    txt: .byte 0x41, 0x42, 0x43, 0x0A

That is the string “ABC\n”!

$ as -o smc2.o smc2.s && ld -o smc2 smc2.o
$ ./smc2

Looking at this code under objdump we get:

$ objdump -d smc2

smc2:     file format elf64-x86-64

Disassembly of section .text:

00000000004000b0 <_start>:
  4000b0:   b8 04 00 00 00          mov    $0x4,%eax
  4000b5:   bb 01 00 00 00          mov    $0x1,%ebx
  4000ba:   e8 04 00 00 00          callq  4000c3 <next>

00000000004000bf <txt>:
  4000bf:   41                      rex.B
  4000c0:   42                      rex.X
  4000c1:   43 0a 59 ba             rex.XB or -0x46(%r9),%bl

00000000004000c3 <next>:
  4000c3:   59                      pop    %rcx
  4000c4:   ba 04 00 00 00          mov    $0x4,%edx
  4000c9:   cd 80                   int    $0x80
  4000cb:   b8 01 00 00 00          mov    $0x1,%eax
  4000d0:   31 db                   xor    %ebx,%ebx
  4000d2:   cd 80                   int    $0x80

As you can see, the section under <txt> is completey garbage (our string).

So our opcode listing is as follows:

b8 04 00 00 00
bb 01 00 00 00
e8 04 00 00 00
41 42 43 0a
ba 04 00 00 00
cd 80
b8 01 00 00 00
31 db
cd 80

Right now what we have to do is encrypt our opcodes and then insert them into our binary, where they will be decoded and executed.

For this example, I chose to encrypt the opcodes using an XOR E3; this means I take each one of the bytes and XOR E3 it.

You can use the following code to do this:

#include <stdio.h>

#define KEY 0xE3

int main() {

    int i;
    char code[] = "\xb8\x04\x00\x00\x00\xbb\x01\x00\x00\x00\xe8\x04\x00\x00"

    for(i = 0; i < sizeof(code)-1; i++) {
        printf("%02x ", (unsigned char )(code[i] ^ KEY));

    return 0;


The result is as follows:

5b e7 e3 e3 e3 
58 e2 e3 e3 e3
0b e7 e3 e3 e3
a2 a1 a0 e9
59 e7 e3 e3 e3
2e 63 
5b e2 e3 e3 e3
d2 38
2e 63

Great!
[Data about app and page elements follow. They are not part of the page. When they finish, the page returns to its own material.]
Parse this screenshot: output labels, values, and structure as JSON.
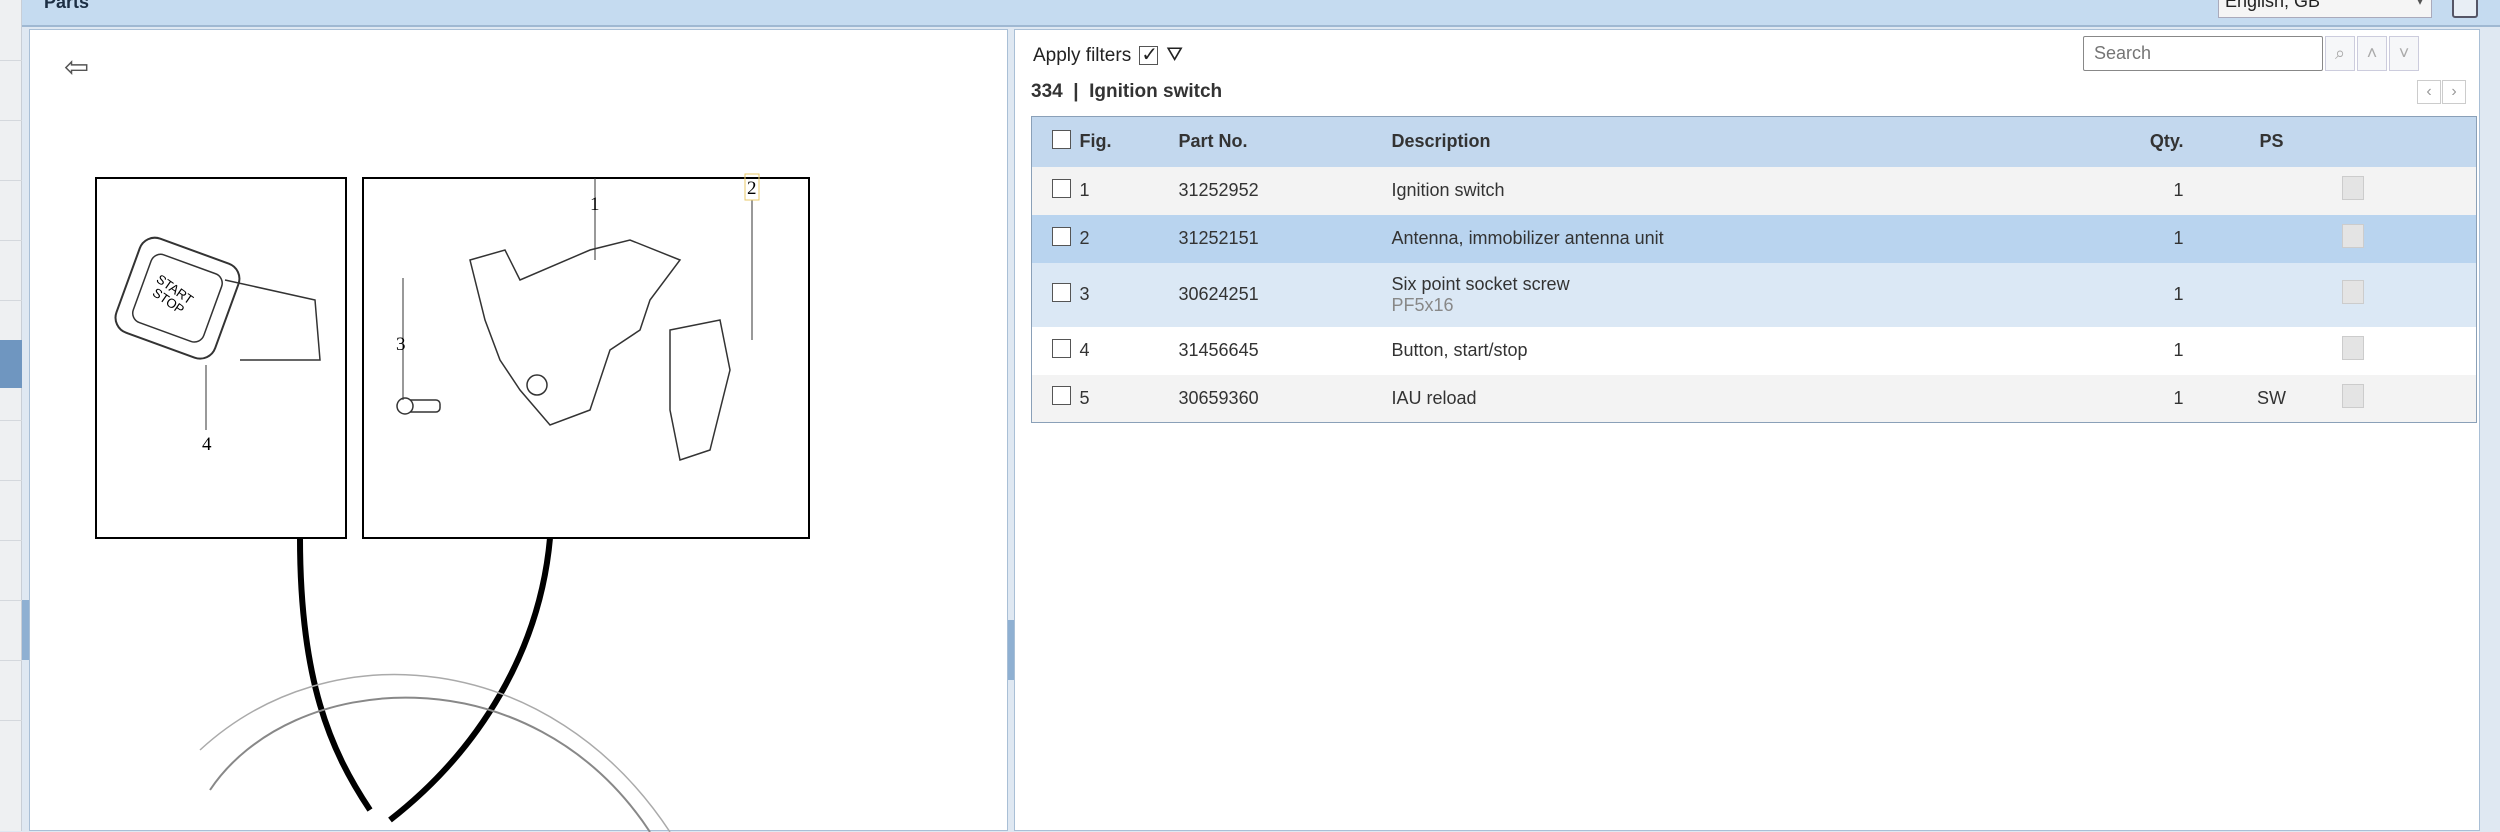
{
  "header": {
    "title": "Parts",
    "language": "English, GB"
  },
  "filters": {
    "label": "Apply filters",
    "checked": true
  },
  "section": {
    "heading": "334  |  Ignition switch"
  },
  "search": {
    "placeholder": "Search"
  },
  "table": {
    "columns": [
      "Fig.",
      "Part No.",
      "Description",
      "Qty.",
      "PS"
    ],
    "rows": [
      {
        "fig": "1",
        "part": "31252952",
        "desc": "Ignition switch",
        "sub": "",
        "qty": "1",
        "ps": ""
      },
      {
        "fig": "2",
        "part": "31252151",
        "desc": "Antenna, immobilizer antenna unit",
        "sub": "",
        "qty": "1",
        "ps": ""
      },
      {
        "fig": "3",
        "part": "30624251",
        "desc": "Six point socket screw",
        "sub": "PF5x16",
        "qty": "1",
        "ps": ""
      },
      {
        "fig": "4",
        "part": "31456645",
        "desc": "Button, start/stop",
        "sub": "",
        "qty": "1",
        "ps": ""
      },
      {
        "fig": "5",
        "part": "30659360",
        "desc": "IAU reload",
        "sub": "",
        "qty": "1",
        "ps": "SW"
      }
    ]
  },
  "diagram": {
    "labels": [
      "1",
      "2",
      "3",
      "4"
    ],
    "button_text": [
      "START",
      "STOP"
    ]
  }
}
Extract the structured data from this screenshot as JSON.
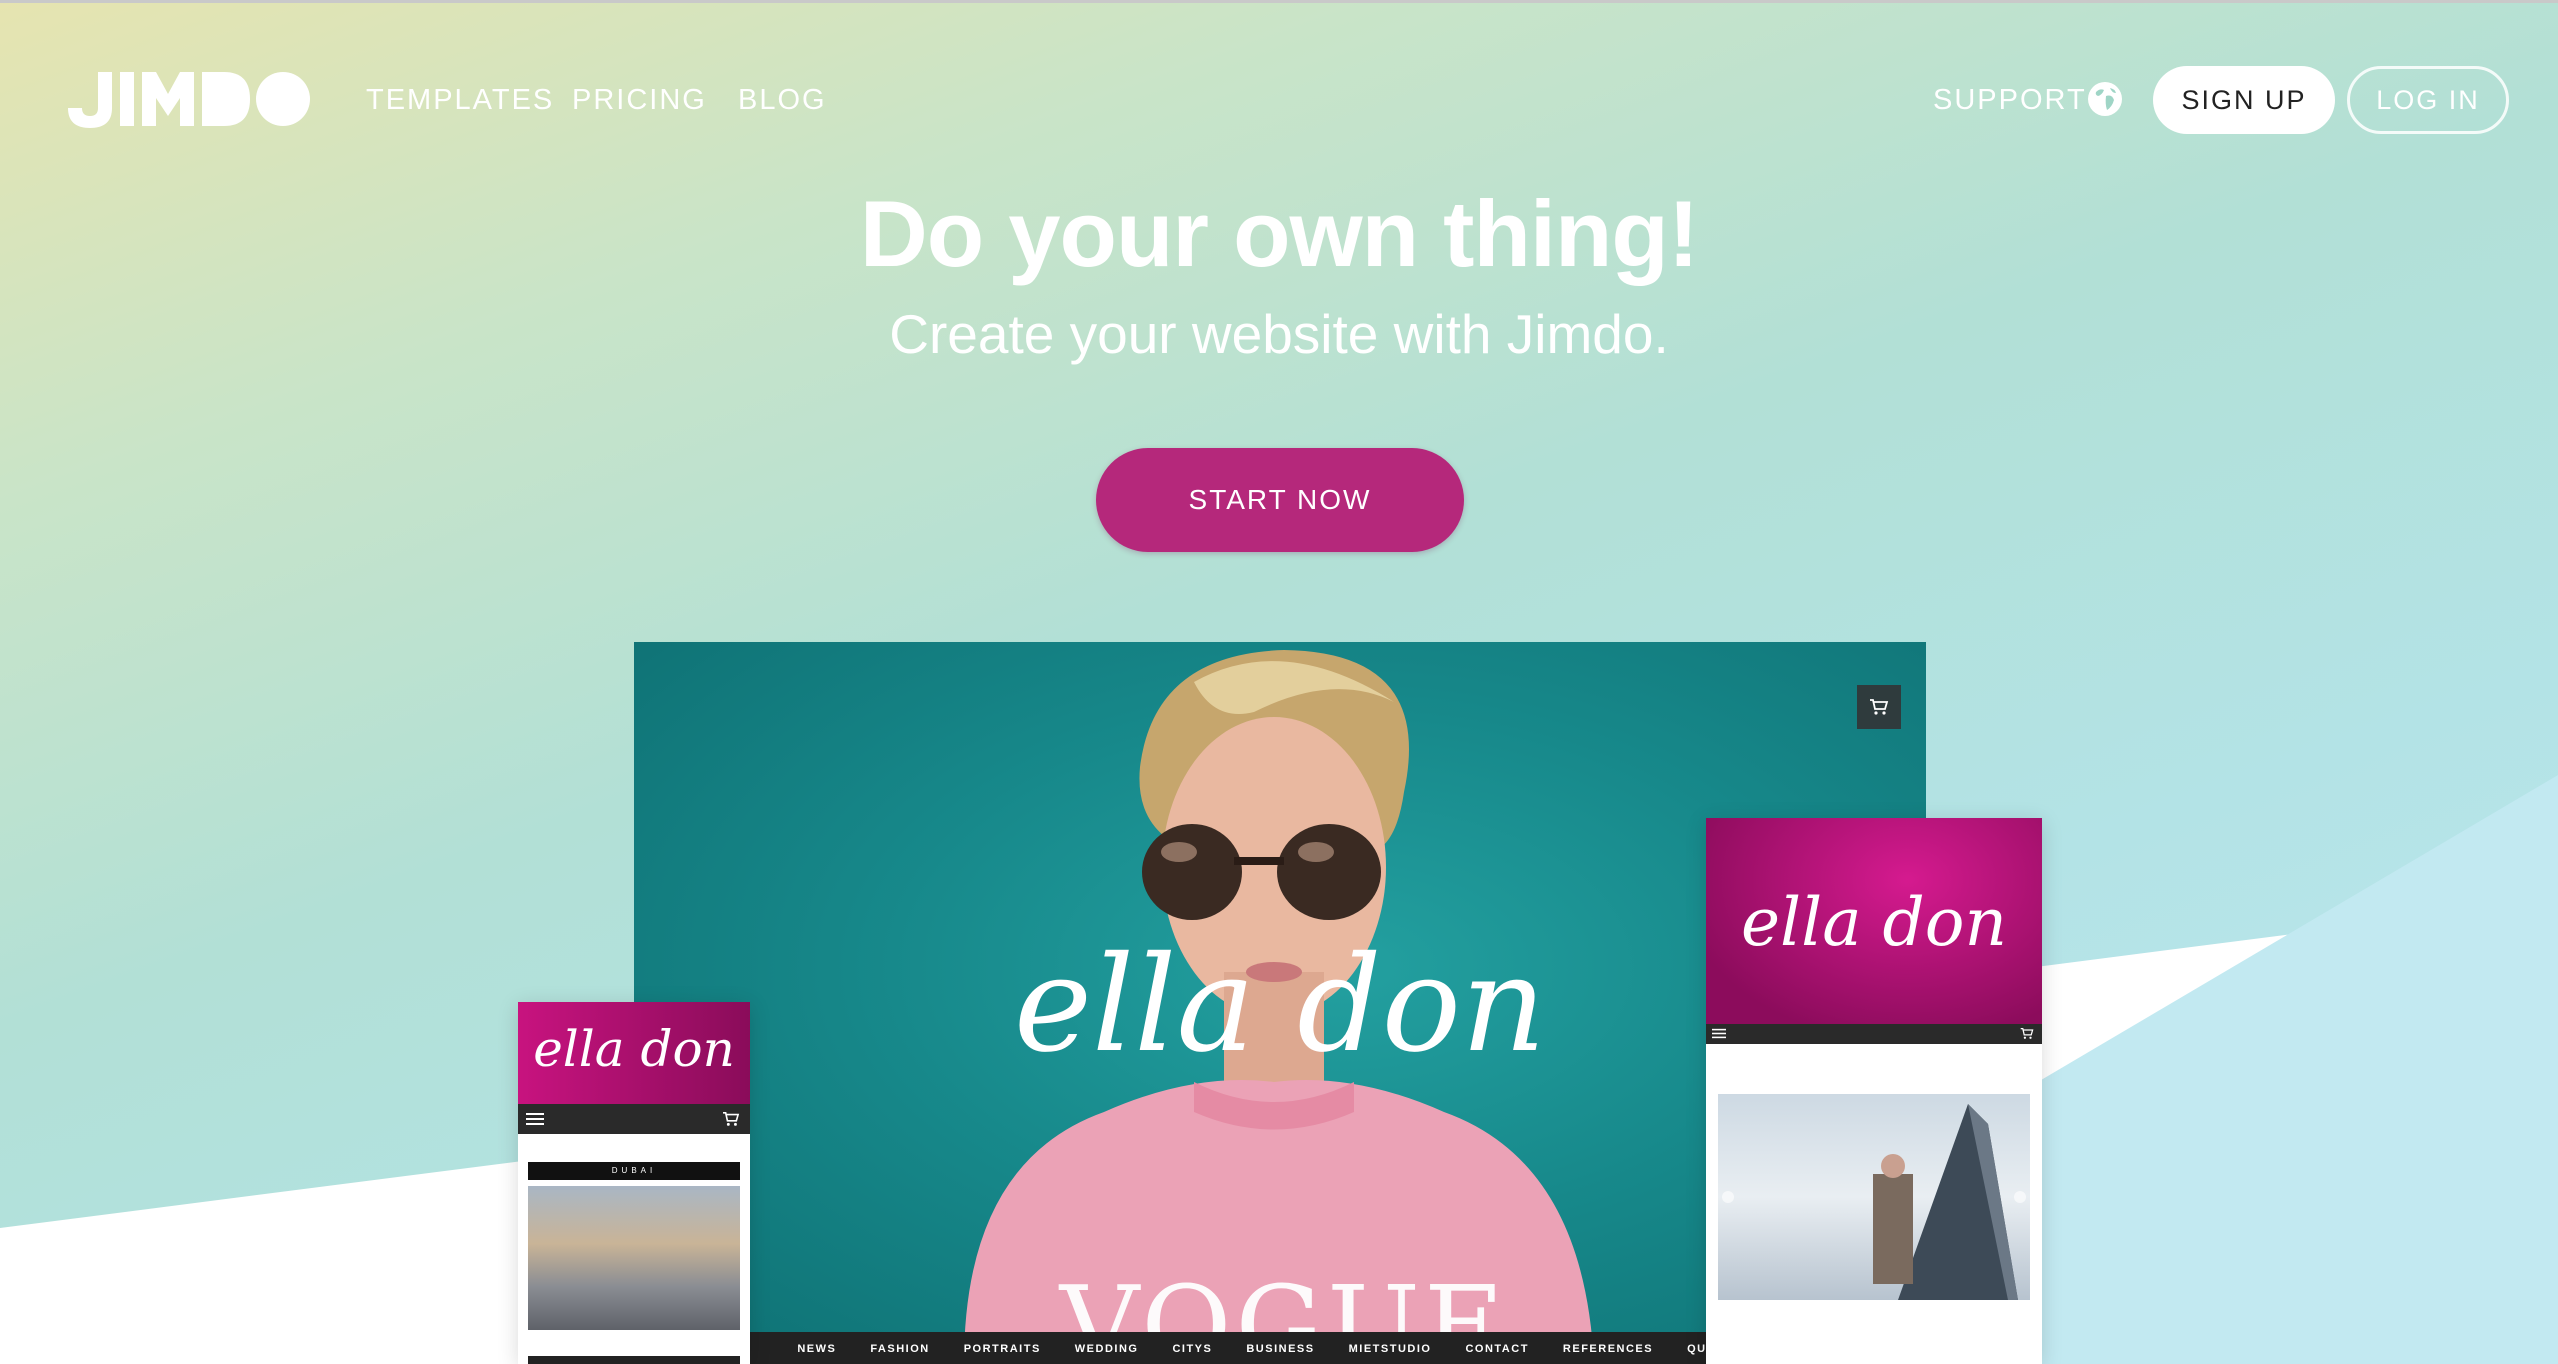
{
  "brand": {
    "name": "JIMDO"
  },
  "nav": {
    "templates": "TEMPLATES",
    "pricing": "PRICING",
    "blog": "BLOG",
    "support": "SUPPORT",
    "signup": "SIGN UP",
    "login": "LOG IN"
  },
  "hero": {
    "title": "Do your own thing!",
    "subtitle": "Create your website with Jimdo.",
    "cta": "START NOW"
  },
  "mockup": {
    "script_title": "ella don",
    "sweater_text": "VOGUE",
    "menu": [
      "NEWS",
      "FASHION",
      "PORTRAITS",
      "WEDDING",
      "CITYS",
      "BUSINESS",
      "MIETSTUDIO",
      "CONTACT",
      "REFERENCES",
      "QUEENDON"
    ],
    "phone_label": "DUBAI"
  },
  "colors": {
    "accent": "#b5287b",
    "brand_magenta": "#c8137f",
    "teal": "#17898b"
  },
  "icons": [
    "globe-icon",
    "cart-icon",
    "hamburger-icon"
  ]
}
So let’s write some code to use this

.section .data

# Our encrypted code goes here.
    .byte 0x5b, 0xe7, 0xe3, 0xe3, 0xe3 
    .byte 0x58, 0xe2, 0xe3, 0xe3, 0xe3
    .byte 0x0b, 0xe7, 0xe3, 0xe3, 0xe3
    .byte 0xa2, 0xa1, 0xa0, 0xe9
    .byte 0xba
    .byte 0x59, 0xe7, 0xe3, 0xe3, 0xe3
    .byte 0x2e, 0x63 
    .byte 0x5b, 0xe2, 0xe3, 0xe3, 0xe3
    .byte 0xd2, 0x38
    .byte 0x2e, 0x63

hello: .asciz "Hello number 1!"

.section .text
.globl _start
.align 4096


    # Make memory rwx, using syscall sys_mprotect
    movq $125, %rax
    movq $_start, %rbx

    # We will make everything from _start to new_code_end rwx
    movq $(the_end - _start), %rcx
    movq $7, %rdx
    int  $0x80

    call decrypt


    movq $0x04,  %rax
    movq $0x01,  %rbx
    movq $hello, %rcx
    movq $0x0f,  %rdx
    int  $0x80
    movq $36, %rcx               # 36 is the length of our code
    movq $code, %rsi
    movq $evil, %rdi
    rep  movsb
    jmp evil

    xor %rcx, %rcx
    mov $0xE3, %dl
    movb code(,%rcx), %al
    xorb %al, %dl
    movb %dl, code(,%rcx)
    inc %rcx
    cmp $36, %rcx                # 36 is the length of our code
    jne loop_decrypt


The flow in this code is pretty simple. We set our page with permissions rwx, decrypt each byte of our code and apply the technique of modifying the existing code replacing it with the new one.

Of course this is a pretty simple way to do it and it is also really easy for someone looking at the disassembly to figure out the encryption key and algorithm.

The idea here is to simply give the reader an idea of what can be achieved with the technique and not the best way to apply it.



Some viruses source codes :P